Monday, February 8, 2010
This might come as a shock to some of you no one, but I like to break the rules.
That’s because a lot of rules are not hard-and-fast rules at all, but misinterpreted suggestions or theories. One of those is the need for eight glasses of water a day. Not true. Feel free to go back to drinking when you are thirsty. (By the way, if you’re one of those people who claims water makes you “full,” I think you’re full of something, but it ain’t water.)
I wasn’t always such rebel. I used to believe the closet-cleaning rules. You know the ones: “If you haven’t worn it in a year, you must donate it to charity!” “Clean out your closet every six months!”
Those are reasonable suggestions for a lot of people, including those who have:
- run out of closet space;
- changed sizes drastically;
- moved from the city to a farm or vice versa;
- bought quantity over quality;
- suffered from bad taste;
- grown to hate something;
- displayed an alarming hoarding habit;
- been unable to wash someone else’s blood out of a favorite t-shirt and need to get rid of it before CSI comes back with a warrant.
Not on that list? People who bought beautifully made and still-flattering (key qualifier!) clothes that have the misfortune of being “last season” — that no-woman’s land between “new” and “vintage.” I never think “last season.” I think “future vintage.” My home-grown vintage collection includes these crazy boots. Thankfully, it also includes the ruffled Byron Lars baseball vest that I got at a sample sale in the early 1990s.
Byron was one of those talented New York designers of the’90s whose namesake businesses didn’t survive the decade. As I cleaned out my closet over time (goodbye, Ann Taylor suits! I loved you but it’s over between us), I couldn’t part with the vest. I didn’t wear it for a year. In fact, I didn’t wear it for 12 years! I felt guilty for breaking the closet-cleaning rules but I was sure the vest would be very important to me some day. And, sure enough, a few months ago, I realized I needed to wear this vest a lot.
Every time I wear it, I rejoice that I kept this signature designer piece from one of my favorite fashion eras. That fact consoles me while I stalk eBay for the silver Todd Oldham t-shirt I foolishly gave away in a rule-abiding moment.
If you weren’t lucky enough to get your own Lars piece back in the day, take a look at this Byron Lars baseball vest in leather on Etsy.I think it’s a steal at $225. Zipper-trimmed leather ruffles from a designer’s most famous collection? Come on! The only reason I haven’t gotten it is because I’m holding out for the long-sleeved baseball jacket. I might change my mind so act fast if you like it.

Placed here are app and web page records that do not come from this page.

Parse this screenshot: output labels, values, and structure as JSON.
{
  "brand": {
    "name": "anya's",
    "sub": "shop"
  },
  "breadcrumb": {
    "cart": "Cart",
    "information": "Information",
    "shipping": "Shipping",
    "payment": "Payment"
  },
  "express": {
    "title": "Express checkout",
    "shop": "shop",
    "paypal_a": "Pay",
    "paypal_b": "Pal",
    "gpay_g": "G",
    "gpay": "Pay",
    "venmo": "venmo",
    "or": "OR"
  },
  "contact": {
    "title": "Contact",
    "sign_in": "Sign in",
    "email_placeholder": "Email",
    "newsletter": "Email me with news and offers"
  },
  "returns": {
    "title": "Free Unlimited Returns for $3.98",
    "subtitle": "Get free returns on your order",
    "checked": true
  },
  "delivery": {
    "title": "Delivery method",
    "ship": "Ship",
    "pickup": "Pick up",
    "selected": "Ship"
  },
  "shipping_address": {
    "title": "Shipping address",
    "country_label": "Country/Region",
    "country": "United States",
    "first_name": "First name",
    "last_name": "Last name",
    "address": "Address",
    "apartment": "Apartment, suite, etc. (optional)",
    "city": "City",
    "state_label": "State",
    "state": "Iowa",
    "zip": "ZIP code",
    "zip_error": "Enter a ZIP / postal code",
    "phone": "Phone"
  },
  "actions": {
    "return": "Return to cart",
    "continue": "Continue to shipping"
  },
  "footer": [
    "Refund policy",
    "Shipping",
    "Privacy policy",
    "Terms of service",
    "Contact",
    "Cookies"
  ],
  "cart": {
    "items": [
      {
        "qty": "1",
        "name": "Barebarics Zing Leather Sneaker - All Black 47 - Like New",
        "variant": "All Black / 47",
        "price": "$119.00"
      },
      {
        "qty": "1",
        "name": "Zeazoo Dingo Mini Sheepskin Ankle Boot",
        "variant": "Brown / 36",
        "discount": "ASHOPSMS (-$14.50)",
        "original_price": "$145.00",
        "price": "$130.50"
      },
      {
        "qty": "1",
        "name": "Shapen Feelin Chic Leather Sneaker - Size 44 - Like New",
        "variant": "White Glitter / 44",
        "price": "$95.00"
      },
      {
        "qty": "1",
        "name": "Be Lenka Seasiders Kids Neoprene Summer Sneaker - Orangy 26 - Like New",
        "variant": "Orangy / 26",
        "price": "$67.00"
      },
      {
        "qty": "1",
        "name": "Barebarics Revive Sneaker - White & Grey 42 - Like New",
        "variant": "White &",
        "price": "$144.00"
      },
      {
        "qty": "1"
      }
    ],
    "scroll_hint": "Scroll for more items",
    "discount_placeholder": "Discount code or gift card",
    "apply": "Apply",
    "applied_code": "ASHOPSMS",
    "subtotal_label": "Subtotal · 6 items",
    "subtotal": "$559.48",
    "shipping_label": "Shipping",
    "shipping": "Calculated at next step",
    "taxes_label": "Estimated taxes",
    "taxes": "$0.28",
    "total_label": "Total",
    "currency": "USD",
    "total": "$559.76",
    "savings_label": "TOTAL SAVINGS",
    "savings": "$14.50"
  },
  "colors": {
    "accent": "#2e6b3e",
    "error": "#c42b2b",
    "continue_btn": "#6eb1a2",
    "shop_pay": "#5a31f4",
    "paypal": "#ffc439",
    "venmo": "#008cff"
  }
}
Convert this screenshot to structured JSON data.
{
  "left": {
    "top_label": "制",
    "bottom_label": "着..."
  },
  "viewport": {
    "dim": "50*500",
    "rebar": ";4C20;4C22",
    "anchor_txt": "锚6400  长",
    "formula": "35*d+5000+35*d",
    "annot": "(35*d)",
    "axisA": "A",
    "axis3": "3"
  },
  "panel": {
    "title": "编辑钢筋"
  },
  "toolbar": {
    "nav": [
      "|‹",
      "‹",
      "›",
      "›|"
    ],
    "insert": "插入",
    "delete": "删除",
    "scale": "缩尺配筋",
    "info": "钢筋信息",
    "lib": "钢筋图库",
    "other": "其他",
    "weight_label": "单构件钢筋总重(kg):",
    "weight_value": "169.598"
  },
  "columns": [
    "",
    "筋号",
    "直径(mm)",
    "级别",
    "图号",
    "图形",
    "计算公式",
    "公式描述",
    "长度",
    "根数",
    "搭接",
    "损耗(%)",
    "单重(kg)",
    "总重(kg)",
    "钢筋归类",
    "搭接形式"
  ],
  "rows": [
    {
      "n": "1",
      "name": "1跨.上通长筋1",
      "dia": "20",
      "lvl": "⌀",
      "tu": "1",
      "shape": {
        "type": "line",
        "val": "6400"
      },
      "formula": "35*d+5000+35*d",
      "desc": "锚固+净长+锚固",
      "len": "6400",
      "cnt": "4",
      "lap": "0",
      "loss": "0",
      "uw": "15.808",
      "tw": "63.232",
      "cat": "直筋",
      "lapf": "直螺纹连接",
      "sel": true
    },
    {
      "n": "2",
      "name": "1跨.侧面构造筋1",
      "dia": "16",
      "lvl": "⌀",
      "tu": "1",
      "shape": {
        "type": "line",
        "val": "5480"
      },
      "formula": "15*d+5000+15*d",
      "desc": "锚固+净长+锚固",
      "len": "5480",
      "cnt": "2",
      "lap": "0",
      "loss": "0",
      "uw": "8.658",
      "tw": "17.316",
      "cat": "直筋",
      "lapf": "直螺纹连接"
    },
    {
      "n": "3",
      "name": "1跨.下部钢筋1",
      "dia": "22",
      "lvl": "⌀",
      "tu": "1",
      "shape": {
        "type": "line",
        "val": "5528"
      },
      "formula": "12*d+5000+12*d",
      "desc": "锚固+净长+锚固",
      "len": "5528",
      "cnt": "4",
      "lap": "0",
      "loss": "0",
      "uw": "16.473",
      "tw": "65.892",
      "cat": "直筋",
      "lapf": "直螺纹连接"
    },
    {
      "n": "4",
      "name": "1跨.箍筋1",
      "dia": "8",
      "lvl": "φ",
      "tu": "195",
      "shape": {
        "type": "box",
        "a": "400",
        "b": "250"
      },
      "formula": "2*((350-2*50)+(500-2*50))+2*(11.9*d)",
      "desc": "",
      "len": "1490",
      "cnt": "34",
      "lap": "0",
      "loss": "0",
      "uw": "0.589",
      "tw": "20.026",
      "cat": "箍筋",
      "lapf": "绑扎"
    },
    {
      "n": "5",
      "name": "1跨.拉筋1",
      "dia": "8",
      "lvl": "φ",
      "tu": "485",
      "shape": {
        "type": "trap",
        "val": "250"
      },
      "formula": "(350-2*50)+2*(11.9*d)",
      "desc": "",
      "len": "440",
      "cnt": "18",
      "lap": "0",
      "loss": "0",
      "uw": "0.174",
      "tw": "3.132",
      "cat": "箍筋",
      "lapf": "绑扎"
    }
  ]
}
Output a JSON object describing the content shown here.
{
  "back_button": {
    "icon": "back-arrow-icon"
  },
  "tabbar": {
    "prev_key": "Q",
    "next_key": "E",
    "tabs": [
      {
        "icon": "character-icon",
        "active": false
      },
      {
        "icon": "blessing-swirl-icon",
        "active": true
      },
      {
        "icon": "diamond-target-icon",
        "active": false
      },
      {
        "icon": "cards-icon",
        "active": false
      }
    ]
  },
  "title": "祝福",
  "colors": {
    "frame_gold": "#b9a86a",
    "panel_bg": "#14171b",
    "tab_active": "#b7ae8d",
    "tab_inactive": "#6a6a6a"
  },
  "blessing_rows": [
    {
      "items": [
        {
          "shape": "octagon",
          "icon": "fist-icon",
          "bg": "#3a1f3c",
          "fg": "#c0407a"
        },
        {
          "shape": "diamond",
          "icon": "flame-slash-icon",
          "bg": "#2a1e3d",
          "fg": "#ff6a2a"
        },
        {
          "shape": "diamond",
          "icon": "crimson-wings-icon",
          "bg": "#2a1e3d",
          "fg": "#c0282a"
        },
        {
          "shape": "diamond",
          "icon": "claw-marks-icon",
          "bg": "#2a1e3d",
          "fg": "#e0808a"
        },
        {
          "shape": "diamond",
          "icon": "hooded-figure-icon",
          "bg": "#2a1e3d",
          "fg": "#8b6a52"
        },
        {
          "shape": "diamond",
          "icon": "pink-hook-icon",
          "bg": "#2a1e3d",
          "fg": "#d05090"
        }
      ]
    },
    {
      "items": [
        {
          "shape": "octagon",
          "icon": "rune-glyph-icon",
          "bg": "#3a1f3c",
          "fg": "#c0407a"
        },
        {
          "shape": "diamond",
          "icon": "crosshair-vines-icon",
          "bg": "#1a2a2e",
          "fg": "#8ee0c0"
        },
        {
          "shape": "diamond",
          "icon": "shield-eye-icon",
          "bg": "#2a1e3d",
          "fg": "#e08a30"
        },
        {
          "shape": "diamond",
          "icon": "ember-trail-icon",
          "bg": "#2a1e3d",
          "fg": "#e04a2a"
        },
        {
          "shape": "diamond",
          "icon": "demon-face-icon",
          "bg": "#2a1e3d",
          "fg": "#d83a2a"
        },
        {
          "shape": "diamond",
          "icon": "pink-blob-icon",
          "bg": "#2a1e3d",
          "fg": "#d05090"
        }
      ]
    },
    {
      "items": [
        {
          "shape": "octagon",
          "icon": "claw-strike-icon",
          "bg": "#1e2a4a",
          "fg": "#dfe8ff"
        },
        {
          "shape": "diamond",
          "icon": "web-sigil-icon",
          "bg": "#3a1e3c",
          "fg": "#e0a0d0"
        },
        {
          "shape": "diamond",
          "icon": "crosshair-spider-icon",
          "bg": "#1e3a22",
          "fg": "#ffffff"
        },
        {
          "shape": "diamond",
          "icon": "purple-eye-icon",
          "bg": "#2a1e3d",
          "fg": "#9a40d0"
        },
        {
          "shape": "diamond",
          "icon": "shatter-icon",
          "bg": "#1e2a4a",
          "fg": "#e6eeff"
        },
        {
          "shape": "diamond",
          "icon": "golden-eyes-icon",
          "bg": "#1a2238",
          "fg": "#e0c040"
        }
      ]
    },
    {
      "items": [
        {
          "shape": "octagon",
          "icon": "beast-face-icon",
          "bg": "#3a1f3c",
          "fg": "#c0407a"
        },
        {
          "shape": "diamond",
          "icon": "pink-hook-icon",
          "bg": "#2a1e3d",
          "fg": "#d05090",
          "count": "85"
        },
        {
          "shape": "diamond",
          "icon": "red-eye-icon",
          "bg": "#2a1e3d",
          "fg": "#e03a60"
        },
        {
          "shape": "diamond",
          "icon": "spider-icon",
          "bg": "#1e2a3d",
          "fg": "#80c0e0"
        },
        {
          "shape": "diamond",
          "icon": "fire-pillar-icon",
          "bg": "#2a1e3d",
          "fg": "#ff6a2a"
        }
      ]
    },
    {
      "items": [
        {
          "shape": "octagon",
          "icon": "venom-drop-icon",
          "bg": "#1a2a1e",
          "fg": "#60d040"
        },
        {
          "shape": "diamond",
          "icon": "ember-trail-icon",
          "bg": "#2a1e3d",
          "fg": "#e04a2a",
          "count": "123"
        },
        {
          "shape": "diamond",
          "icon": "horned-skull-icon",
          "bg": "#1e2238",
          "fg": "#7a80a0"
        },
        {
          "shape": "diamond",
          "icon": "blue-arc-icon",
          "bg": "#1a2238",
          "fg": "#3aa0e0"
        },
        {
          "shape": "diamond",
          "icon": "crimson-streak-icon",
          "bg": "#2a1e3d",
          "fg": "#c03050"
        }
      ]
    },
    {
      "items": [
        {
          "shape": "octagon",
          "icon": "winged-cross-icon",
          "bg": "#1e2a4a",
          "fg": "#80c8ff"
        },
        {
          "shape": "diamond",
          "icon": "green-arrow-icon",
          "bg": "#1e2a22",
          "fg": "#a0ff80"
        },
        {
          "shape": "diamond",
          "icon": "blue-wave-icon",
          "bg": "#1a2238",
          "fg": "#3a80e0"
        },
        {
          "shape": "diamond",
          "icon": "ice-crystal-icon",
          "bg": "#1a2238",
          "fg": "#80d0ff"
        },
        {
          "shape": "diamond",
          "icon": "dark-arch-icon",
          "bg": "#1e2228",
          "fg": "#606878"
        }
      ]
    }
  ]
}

While I was writing this post, I wondered what Byron was doing now. I realized I could do better than Google, and I did. Coming soon: my interview with Byron Lars.